There were several inaccuracies in the book which didn't make it flow well for me. The story line was good, but I found Emmy to be a bit wishy-washy and not very believable. She had told her boyfriend that she had a stepsister and they shared the same father and yet they both had different last names. As someone who grew up in London several things bothered me which might not be noticeable to American readers. Emmy often referred to her time as a child in Brighton Beach. Brighton Beach is near Brooklyn, she was actually referring to the town of Brighton (south of London) which has a beach, but is not part of the town's name. Also Emmy was fifteen (but pretended to be 16) when we are introduced to her in 1940 and she constantly mentioned that she was fifteen and not school leaving age. Until 1947 the school leaving age was fourteen. When she arrives in the Cotswolds it's June and she mentions she won't need to go back to school for three months. The school term in England is the beginning of September until the middle of July with approximately six weeks for the summer, not three months.

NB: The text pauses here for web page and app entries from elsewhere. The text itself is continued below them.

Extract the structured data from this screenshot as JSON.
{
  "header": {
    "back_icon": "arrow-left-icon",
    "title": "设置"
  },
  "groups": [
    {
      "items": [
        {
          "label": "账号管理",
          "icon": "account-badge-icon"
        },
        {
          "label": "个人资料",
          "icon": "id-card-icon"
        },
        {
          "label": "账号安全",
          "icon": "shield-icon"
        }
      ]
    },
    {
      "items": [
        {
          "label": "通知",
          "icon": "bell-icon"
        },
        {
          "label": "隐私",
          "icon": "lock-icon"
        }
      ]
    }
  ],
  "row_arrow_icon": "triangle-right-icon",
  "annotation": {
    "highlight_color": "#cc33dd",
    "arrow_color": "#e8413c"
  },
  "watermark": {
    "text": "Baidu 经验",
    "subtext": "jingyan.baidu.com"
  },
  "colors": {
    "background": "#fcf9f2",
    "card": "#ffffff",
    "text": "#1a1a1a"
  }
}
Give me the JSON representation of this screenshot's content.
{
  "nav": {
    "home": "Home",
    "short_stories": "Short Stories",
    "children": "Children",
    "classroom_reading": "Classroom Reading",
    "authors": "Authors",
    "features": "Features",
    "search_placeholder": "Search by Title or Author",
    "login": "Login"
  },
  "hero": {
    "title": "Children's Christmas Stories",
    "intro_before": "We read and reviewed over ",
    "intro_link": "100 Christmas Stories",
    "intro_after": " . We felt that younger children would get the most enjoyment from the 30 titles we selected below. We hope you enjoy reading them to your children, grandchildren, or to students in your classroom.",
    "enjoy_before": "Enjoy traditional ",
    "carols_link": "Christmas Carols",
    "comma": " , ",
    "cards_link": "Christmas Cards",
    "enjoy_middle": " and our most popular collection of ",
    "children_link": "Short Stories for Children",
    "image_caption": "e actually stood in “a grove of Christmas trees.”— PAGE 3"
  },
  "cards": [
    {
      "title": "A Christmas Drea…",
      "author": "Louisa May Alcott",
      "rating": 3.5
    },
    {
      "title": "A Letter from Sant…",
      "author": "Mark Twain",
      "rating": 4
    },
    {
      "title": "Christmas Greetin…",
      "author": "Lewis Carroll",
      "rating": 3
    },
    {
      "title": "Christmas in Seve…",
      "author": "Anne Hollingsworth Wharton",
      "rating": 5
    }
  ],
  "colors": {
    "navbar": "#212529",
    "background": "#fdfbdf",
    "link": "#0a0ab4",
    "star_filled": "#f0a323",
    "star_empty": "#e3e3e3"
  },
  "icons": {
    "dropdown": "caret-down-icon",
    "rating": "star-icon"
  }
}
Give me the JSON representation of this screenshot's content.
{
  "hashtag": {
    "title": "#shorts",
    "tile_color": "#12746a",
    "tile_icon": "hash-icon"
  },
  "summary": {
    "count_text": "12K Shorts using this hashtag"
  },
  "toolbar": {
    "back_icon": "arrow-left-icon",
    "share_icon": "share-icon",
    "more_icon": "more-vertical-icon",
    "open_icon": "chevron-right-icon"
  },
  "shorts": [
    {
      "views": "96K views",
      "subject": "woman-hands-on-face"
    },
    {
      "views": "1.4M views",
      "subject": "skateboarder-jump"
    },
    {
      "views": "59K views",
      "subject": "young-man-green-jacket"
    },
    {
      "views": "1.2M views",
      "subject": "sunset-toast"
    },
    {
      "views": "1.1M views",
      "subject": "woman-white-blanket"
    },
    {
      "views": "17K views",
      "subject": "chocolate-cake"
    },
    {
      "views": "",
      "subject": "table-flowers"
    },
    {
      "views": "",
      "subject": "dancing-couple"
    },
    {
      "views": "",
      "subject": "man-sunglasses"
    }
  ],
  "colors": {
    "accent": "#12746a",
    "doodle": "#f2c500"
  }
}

Friday, August 12, 2016

Keeper of the Doves by Betsy Byars

Keeper of the Doves at 120 pages is a short read (for ages 8-12), but Betsy Byars makes every word count. I chose it for my 50 State Reading Challenge - it's set in Kentucky.

From the cover:
Amen McBee is exceptionally bright - she gobbles up words the way other children gobble up sweets. She's also restless. It's the summer of 1899, and everything seems to be changing - everything except the tranquil world of The Willows, her family's home. Yet for Amen and her four older sisters - Abigail, Augusta and the Bella twins, Arabella and Annabella - change is much nearer than they think.

Tuesday, August 9, 2016

Nemo's Garden

This is an interesting project - Nemo's Garden - growing a garden below the ocean surface. I found out about it in a children's National Geographic magazine.

Friday, August 5, 2016

A Death in the Family by James Agee

A Death in the Family by James Agee is an emotional story following a death in the family. Not dissimilar to the thoughts James Agee might have had after his father's sudden death. Unfortunately James Agee's death was also untimely at the age of 46 years and A Death in the Family was published two years after his demise - the novel went on to win the Pulitzer Prize.